• _Input data_
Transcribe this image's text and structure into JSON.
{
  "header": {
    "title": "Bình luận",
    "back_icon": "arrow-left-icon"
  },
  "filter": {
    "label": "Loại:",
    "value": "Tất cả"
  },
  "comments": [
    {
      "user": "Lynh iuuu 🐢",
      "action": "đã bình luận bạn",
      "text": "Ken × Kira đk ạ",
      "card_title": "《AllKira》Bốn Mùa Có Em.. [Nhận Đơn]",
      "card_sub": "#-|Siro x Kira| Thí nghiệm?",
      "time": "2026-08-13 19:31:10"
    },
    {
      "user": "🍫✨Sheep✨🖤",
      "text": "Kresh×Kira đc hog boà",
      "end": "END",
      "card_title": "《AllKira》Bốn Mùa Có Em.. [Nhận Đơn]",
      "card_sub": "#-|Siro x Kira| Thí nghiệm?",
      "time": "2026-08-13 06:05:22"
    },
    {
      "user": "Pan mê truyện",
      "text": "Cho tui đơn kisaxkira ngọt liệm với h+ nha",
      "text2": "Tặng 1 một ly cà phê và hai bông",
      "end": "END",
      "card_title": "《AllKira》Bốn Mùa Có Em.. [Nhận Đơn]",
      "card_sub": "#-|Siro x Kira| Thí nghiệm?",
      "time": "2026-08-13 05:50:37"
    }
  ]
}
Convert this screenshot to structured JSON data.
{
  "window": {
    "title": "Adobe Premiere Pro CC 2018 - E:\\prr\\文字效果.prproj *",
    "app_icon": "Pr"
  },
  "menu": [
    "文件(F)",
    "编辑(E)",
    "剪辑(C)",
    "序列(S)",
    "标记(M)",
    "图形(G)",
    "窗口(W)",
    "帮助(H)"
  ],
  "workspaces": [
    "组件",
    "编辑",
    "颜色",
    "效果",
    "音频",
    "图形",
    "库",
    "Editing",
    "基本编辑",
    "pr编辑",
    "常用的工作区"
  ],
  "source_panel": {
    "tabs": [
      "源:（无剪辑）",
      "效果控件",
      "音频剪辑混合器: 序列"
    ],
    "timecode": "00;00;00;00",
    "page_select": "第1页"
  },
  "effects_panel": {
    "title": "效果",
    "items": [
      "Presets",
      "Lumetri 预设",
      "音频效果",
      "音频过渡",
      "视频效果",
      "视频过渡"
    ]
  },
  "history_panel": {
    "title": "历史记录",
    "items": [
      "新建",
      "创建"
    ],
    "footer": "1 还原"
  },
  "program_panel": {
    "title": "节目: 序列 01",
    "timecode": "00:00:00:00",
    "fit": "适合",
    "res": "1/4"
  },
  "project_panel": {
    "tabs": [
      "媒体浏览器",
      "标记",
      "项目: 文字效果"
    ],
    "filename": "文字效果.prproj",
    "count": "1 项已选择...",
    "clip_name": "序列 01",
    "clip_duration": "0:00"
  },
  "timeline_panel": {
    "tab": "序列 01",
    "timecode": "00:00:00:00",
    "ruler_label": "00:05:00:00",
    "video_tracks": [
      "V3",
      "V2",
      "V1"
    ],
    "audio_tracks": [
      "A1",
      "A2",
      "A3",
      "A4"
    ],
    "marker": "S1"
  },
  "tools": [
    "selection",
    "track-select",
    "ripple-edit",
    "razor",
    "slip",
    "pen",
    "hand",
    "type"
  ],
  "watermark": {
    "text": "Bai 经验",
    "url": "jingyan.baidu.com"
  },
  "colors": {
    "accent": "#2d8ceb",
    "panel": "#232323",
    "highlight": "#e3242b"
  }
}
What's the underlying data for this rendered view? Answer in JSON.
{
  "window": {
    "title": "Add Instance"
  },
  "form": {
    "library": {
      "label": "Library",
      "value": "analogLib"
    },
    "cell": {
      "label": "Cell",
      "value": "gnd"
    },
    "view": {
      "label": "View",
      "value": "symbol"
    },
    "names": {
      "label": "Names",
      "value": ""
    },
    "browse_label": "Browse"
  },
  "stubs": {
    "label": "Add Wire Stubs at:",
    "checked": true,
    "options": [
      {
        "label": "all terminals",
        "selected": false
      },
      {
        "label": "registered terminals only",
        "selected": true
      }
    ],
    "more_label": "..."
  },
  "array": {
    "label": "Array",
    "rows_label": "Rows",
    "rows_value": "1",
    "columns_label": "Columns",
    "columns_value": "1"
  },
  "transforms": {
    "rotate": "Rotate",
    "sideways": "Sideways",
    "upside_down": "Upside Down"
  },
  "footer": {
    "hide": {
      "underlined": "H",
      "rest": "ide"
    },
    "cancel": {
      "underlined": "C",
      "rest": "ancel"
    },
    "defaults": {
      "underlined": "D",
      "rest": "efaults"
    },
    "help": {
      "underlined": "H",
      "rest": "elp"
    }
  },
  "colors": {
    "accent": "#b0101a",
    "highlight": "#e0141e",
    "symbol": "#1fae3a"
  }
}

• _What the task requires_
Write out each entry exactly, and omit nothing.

• _Solution to the problem_
Transcribe this image's text and structure into JSON.
{
  "header": {
    "title": "Bình luận",
    "back_icon": "arrow-left-icon"
  },
  "filter": {
    "label": "Loại:",
    "value": "Tất cả"
  },
  "comments": [
    {
      "user": "Lynh iuuu 🐢",
      "action": "đã bình luận bạn",
      "text": "Ken × Kira đk ạ",
      "card_title": "《AllKira》Bốn Mùa Có Em.. [Nhận Đơn]",
      "card_sub": "#-|Siro x Kira| Thí nghiệm?",
      "time": "2026-08-13 19:31:10"
    },
    {
      "user": "🍫✨Sheep✨🖤",
      "text": "Kresh×Kira đc hog boà",
      "end": "END",
      "card_title": "《AllKira》Bốn Mùa Có Em.. [Nhận Đơn]",
      "card_sub": "#-|Siro x Kira| Thí nghiệm?",
      "time": "2026-08-13 06:05:22"
    },
    {
      "user": "Pan mê truyện",
      "text": "Cho tui đơn kisaxkira ngọt liệm với h+ nha",
      "text2": "Tặng 1 một ly cà phê và hai bông",
      "end": "END",
      "card_title": "《AllKira》Bốn Mùa Có Em.. [Nhận Đơn]",
      "card_sub": "#-|Siro x Kira| Thí nghiệm?",
      "time": "2026-08-13 05:50:37"
    }
  ]
}
Convert this screenshot to structured JSON data.
{
  "window": {
    "title": "Adobe Premiere Pro CC 2018 - E:\\prr\\文字效果.prproj *",
    "app_icon": "Pr"
  },
  "menu": [
    "文件(F)",
    "编辑(E)",
    "剪辑(C)",
    "序列(S)",
    "标记(M)",
    "图形(G)",
    "窗口(W)",
    "帮助(H)"
  ],
  "workspaces": [
    "组件",
    "编辑",
    "颜色",
    "效果",
    "音频",
    "图形",
    "库",
    "Editing",
    "基本编辑",
    "pr编辑",
    "常用的工作区"
  ],
  "source_panel": {
    "tabs": [
      "源:（无剪辑）",
      "效果控件",
      "音频剪辑混合器: 序列"
    ],
    "timecode": "00;00;00;00",
    "page_select": "第1页"
  },
  "effects_panel": {
    "title": "效果",
    "items": [
      "Presets",
      "Lumetri 预设",
      "音频效果",
      "音频过渡",
      "视频效果",
      "视频过渡"
    ]
  },
  "history_panel": {
    "title": "历史记录",
    "items": [
      "新建",
      "创建"
    ],
    "footer": "1 还原"
  },
  "program_panel": {
    "title": "节目: 序列 01",
    "timecode": "00:00:00:00",
    "fit": "适合",
    "res": "1/4"
  },
  "project_panel": {
    "tabs": [
      "媒体浏览器",
      "标记",
      "项目: 文字效果"
    ],
    "filename": "文字效果.prproj",
    "count": "1 项已选择...",
    "clip_name": "序列 01",
    "clip_duration": "0:00"
  },
  "timeline_panel": {
    "tab": "序列 01",
    "timecode": "00:00:00:00",
    "ruler_label": "00:05:00:00",
    "video_tracks": [
      "V3",
      "V2",
      "V1"
    ],
    "audio_tracks": [
      "A1",
      "A2",
      "A3",
      "A4"
    ],
    "marker": "S1"
  },
  "tools": [
    "selection",
    "track-select",
    "ripple-edit",
    "razor",
    "slip",
    "pen",
    "hand",
    "type"
  ],
  "watermark": {
    "text": "Bai 经验",
    "url": "jingyan.baidu.com"
  },
  "colors": {
    "accent": "#2d8ceb",
    "panel": "#232323",
    "highlight": "#e3242b"
  }
}
What's the underlying data for this rendered view? Answer in JSON.
{
  "window": {
    "title": "Add Instance"
  },
  "form": {
    "library": {
      "label": "Library",
      "value": "analogLib"
    },
    "cell": {
      "label": "Cell",
      "value": "gnd"
    },
    "view": {
      "label": "View",
      "value": "symbol"
    },
    "names": {
      "label": "Names",
      "value": ""
    },
    "browse_label": "Browse"
  },
  "stubs": {
    "label": "Add Wire Stubs at:",
    "checked": true,
    "options": [
      {
        "label": "all terminals",
        "selected": false
      },
      {
        "label": "registered terminals only",
        "selected": true
      }
    ],
    "more_label": "..."
  },
  "array": {
    "label": "Array",
    "rows_label": "Rows",
    "rows_value": "1",
    "columns_label": "Columns",
    "columns_value": "1"
  },
  "transforms": {
    "rotate": "Rotate",
    "sideways": "Sideways",
    "upside_down": "Upside Down"
  },
  "footer": {
    "hide": {
      "underlined": "H",
      "rest": "ide"
    },
    "cancel": {
      "underlined": "C",
      "rest": "ancel"
    },
    "defaults": {
      "underlined": "D",
      "rest": "efaults"
    },
    "help": {
      "underlined": "H",
      "rest": "elp"
    }
  },
  "colors": {
    "accent": "#b0101a",
    "highlight": "#e0141e",
    "symbol": "#1fae3a"
  }
}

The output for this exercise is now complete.